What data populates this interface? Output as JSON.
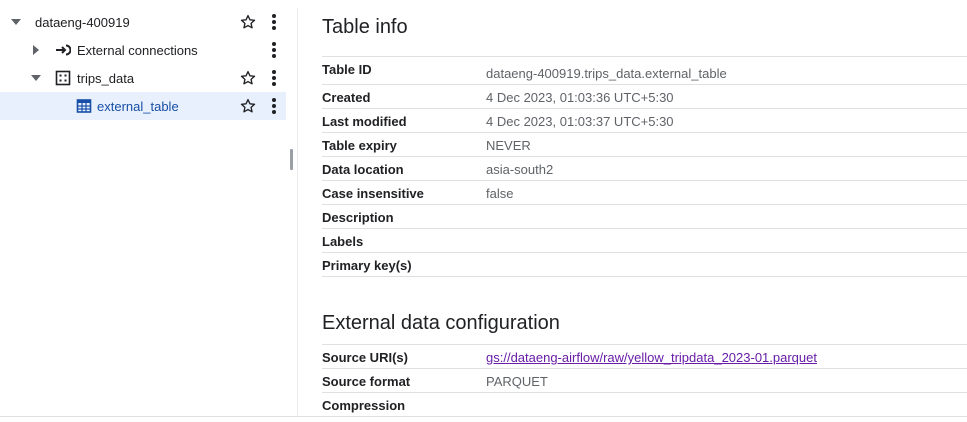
{
  "explorer": {
    "items": [
      {
        "label": "dataeng-400919",
        "icon": "caret-down-icon"
      },
      {
        "label": "External connections",
        "icon": "external-connection-icon"
      },
      {
        "label": "trips_data",
        "icon": "dataset-icon"
      },
      {
        "label": "external_table",
        "icon": "table-icon",
        "selected": true
      }
    ]
  },
  "table_info": {
    "title": "Table info",
    "rows": [
      {
        "key": "Table ID",
        "value": "dataeng-400919.trips_data.external_table"
      },
      {
        "key": "Created",
        "value": "4 Dec 2023, 01:03:36 UTC+5:30"
      },
      {
        "key": "Last modified",
        "value": "4 Dec 2023, 01:03:37 UTC+5:30"
      },
      {
        "key": "Table expiry",
        "value": "NEVER"
      },
      {
        "key": "Data location",
        "value": "asia-south2"
      },
      {
        "key": "Case insensitive",
        "value": "false"
      },
      {
        "key": "Description",
        "value": ""
      },
      {
        "key": "Labels",
        "value": ""
      },
      {
        "key": "Primary key(s)",
        "value": ""
      }
    ]
  },
  "external_config": {
    "title": "External data configuration",
    "rows": [
      {
        "key": "Source URI(s)",
        "value": "gs://dataeng-airflow/raw/yellow_tripdata_2023-01.parquet"
      },
      {
        "key": "Source format",
        "value": "PARQUET"
      },
      {
        "key": "Compression",
        "value": ""
      }
    ]
  },
  "colors": {
    "link": "#681da8",
    "selected_bg": "#e8f0fe",
    "selected_text": "#174ea6"
  }
}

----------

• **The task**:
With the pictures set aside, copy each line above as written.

• **Written solution**:
What data populates this interface? Output as JSON.
{
  "explorer": {
    "items": [
      {
        "label": "dataeng-400919",
        "icon": "caret-down-icon"
      },
      {
        "label": "External connections",
        "icon": "external-connection-icon"
      },
      {
        "label": "trips_data",
        "icon": "dataset-icon"
      },
      {
        "label": "external_table",
        "icon": "table-icon",
        "selected": true
      }
    ]
  },
  "table_info": {
    "title": "Table info",
    "rows": [
      {
        "key": "Table ID",
        "value": "dataeng-400919.trips_data.external_table"
      },
      {
        "key": "Created",
        "value": "4 Dec 2023, 01:03:36 UTC+5:30"
      },
      {
        "key": "Last modified",
        "value": "4 Dec 2023, 01:03:37 UTC+5:30"
      },
      {
        "key": "Table expiry",
        "value": "NEVER"
      },
      {
        "key": "Data location",
        "value": "asia-south2"
      },
      {
        "key": "Case insensitive",
        "value": "false"
      },
      {
        "key": "Description",
        "value": ""
      },
      {
        "key": "Labels",
        "value": ""
      },
      {
        "key": "Primary key(s)",
        "value": ""
      }
    ]
  },
  "external_config": {
    "title": "External data configuration",
    "rows": [
      {
        "key": "Source URI(s)",
        "value": "gs://dataeng-airflow/raw/yellow_tripdata_2023-01.parquet"
      },
      {
        "key": "Source format",
        "value": "PARQUET"
      },
      {
        "key": "Compression",
        "value": ""
      }
    ]
  },
  "colors": {
    "link": "#681da8",
    "selected_bg": "#e8f0fe",
    "selected_text": "#174ea6"
  }
}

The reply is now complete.